 To rate games, Dr. Murray enters data into his computer program on every play of the game, rating both teams at the same time. The computer converts the rating into a percentage score and gives an ongoing running score in all 7 categories and an ongoing visual/graphic representation of how the teams are doing on these 7 factors as well. At any point in the game, Dr. Murray can provide feedback to a coach or to the media about how the team is performing in each category on the 0 to 1 scale.   

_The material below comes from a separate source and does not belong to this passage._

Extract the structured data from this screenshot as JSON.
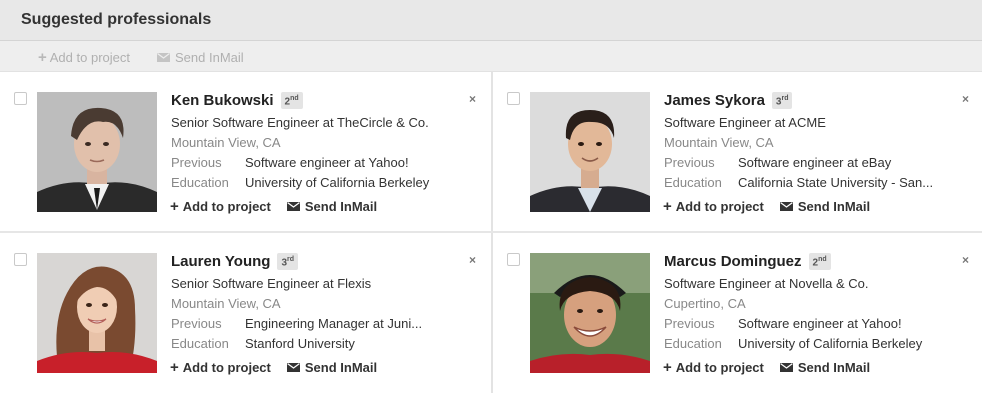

 The Mental Performance Index (MPI) in 2009: The Mental Performance Index for football is very much alive and well and the trial phase is finally complete. Using the MPI in 6 consecutive NFL Super Bowls between 2003 and 2008, Dr. Murray's data after using the MPI in all playoff games proved to be extremely accurate. It allowed him to say prior to 5 out of 6 of those Super Bowls essentially how the teams would perform in the Super Bowl (looking at offense, defense and special teams, for example).  In 4 of those 6 years the data allowed him to actually beat the official spread in his pre-game forecast. It should be noted that the MPI is an extremely objective and football smart measure with established criteria, not just an expert's opinion. It was never developed to prognosticate, but by using it in this way for 6 straight years it established how accurate this system is and this establishes strong external validity. It really is valuable to know a team's performance in fine degrees. The MPI produces a score between .000 to 1.000 to show degree of perfection in the game. It generates a total score showing overall team performance as well as performance on offense, defense, special teams, pressure offense, pressure defense, and overall pressure.  Besides the extreme accuracy in rating performance, the .000 to 1.000 scale allows a comparison of teams at any time in history. With one number we now know more than ever how a team did. Not only is it accurate and simple, but the scoring includes mental factors as well as physical factors and execution. This makes it even more accurate because it captures the reality of the game and shows how a team did in areas that until now were only speculated about. In short, the MPI is a comprehensive and exciting new statistic that reveals how a team actually did. There is a highly confidential project currently underway with the MPI. We will inform you about it at the right time! Those who would still like to interview Dr. Murray for the Super Bowl may do so by calling 561-596-9898, but Dr. Murray will not be revealing MPI data this year as in the past. But stay tuned as the excitement of the MPI is just beginning and the MPI will soon become the next exciting and comprehensive statistic and one that every team will need. You might enjoy seeing the site for football coaches at and the fact that the MPI is being sidelined in 2009 with an important confidential project is highlighted in the Palm Beach Daily News at: